“Ah, the glory days.  I don't remember getting much done in the way of academics, but Walter Hall rocked from day one to the end of the school year in 1993. Walter Hall had the first rage Sunday night before the first day of class. We had weekly Poker games, and my door was covered from top to bottom with pictures of all our hall residents enjoying themselves immensely at parties.” – Victor Gonzalez ’96

“During my freshman year, I lived in Walter Hall. Early in the second semester, Karl Malden came to Pacific for six weeks as an ‘artist in residence.’ Ted Sizer, who was essentially the entire theater department at the time, had arranged for him to stay in the basement apartment there. One evening we all had to vacate the dorm because of a fire drill. Malden was among us. As we stood in the cold evening waiting for the ‘all clear,’ Malden overheard several of us talking about a panty raid that had happened earlier in the school year. He approached us and asked us to explain what a panty raid was. We complied, in great detail, I might add. What a wonderful man he is – a terrific teacher as well. How lucky we were to have spent that time with him on campus.” – Mary Wissman Weeks ’69

“I remember having water balloon fights in and around McCormick Hall. One day I hit a fellow student squarely in the back of the neck with a water balloon. There was usually lots of water in the hallways to clean up after our fights. We visited the girls in their dorm lobby. There were rules about how close you could sit beside a girl on the couches. Those rules were enforced by the dorm mother, who had blue hair. Sometimes she carried a ruler so she could measure the distance between boys and girls.” – Mark Gustafson ’64

“I remember moving in on the fourth floor Mac Hall my freshman year, my parents anxiously hovering, not quite ready to let their eldest child live in a co-ed dorm. Across the hall from our room was a sign on a door that read: ‘Randy's House of Wine, Wicker, and Women.’ My dad's eyes got really big when he read that.” – Shani Moser ’94

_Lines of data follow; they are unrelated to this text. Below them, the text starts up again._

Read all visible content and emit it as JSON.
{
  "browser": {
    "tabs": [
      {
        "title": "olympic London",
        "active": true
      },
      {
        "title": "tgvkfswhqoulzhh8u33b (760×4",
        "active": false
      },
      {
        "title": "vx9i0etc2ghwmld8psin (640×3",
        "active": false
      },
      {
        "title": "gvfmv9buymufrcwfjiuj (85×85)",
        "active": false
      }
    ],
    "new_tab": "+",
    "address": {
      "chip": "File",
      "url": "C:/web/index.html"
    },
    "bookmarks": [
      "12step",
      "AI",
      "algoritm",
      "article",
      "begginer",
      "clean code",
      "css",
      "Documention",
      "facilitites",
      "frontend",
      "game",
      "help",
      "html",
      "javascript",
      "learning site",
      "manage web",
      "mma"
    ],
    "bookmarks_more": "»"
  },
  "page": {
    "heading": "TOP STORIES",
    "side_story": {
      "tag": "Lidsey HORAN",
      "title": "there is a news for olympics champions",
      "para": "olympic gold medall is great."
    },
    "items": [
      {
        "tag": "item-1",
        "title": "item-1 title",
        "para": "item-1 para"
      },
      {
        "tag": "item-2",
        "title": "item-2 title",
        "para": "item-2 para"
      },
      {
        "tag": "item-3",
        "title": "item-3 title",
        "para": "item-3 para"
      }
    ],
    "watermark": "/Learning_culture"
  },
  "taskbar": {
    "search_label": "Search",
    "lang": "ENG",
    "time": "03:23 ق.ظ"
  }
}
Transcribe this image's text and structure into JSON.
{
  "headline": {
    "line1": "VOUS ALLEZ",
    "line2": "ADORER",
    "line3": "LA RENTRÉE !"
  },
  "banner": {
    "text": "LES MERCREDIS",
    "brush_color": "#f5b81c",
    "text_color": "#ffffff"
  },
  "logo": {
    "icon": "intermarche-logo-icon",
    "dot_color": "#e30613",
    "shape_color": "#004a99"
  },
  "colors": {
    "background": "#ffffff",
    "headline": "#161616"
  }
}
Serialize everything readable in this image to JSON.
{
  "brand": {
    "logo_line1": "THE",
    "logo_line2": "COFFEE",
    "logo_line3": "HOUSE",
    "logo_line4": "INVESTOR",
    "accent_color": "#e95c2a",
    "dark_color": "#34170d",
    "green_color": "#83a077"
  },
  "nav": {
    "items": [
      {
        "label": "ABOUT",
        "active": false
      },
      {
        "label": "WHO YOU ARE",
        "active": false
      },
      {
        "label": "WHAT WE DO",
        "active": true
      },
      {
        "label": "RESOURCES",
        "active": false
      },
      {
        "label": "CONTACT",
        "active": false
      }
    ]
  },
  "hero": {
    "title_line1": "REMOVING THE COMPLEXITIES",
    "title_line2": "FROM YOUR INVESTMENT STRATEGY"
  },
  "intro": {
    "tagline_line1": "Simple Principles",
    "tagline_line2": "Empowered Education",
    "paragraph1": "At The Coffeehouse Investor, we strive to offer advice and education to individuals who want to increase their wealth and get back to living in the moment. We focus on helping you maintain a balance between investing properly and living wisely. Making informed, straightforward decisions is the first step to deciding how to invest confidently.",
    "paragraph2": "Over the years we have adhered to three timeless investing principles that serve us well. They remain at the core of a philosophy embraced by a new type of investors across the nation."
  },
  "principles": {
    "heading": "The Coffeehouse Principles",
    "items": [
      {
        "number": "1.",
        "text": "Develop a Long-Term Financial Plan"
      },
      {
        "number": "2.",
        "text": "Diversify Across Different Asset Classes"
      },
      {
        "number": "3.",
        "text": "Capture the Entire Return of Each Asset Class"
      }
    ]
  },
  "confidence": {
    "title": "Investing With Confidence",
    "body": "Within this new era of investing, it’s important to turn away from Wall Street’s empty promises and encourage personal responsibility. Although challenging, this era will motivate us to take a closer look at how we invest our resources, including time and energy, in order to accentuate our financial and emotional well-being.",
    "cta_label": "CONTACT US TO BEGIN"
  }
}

“My first ‘dorm memory’ was my first sight of Herrick Hall when I drove into Forest Grove with a sophomore friend. My first reaction was ‘I've made a BIG mistake’ in deciding to come to Pacific, all the way from Las Vegas, Nev. My friend had been instrumental in my decision to accept a scholarship and come to Pacific. He told wonderful stories about the campus, the football team, and most significantly, the wonderful room he had in McCormick Hall. Upon our arrival at campus, we checked in at McCormick Hall for room assignments. Instead of a beautiful remodeled semi-private room with all the accoutrements, I was assigned, with five other freshman, to the only six person dorm room on the entire campus. The six of us were from the U.S., Canada, and Hawai’i, so there was plenty of diversity – but none of us were happy with our accommodations. The room was in the basement of Mac Hall. We had two rooms, one of which had three sets of bunk beds and the other six ‘study carrels.’ Needless to say I was very disappointed in my accommodations.  To add to my displeasure, I discovered the sheets my mother sent along didn't even fit the beds since they were oversize! I didn't do much studying that first semester.” – Chuck Young ’70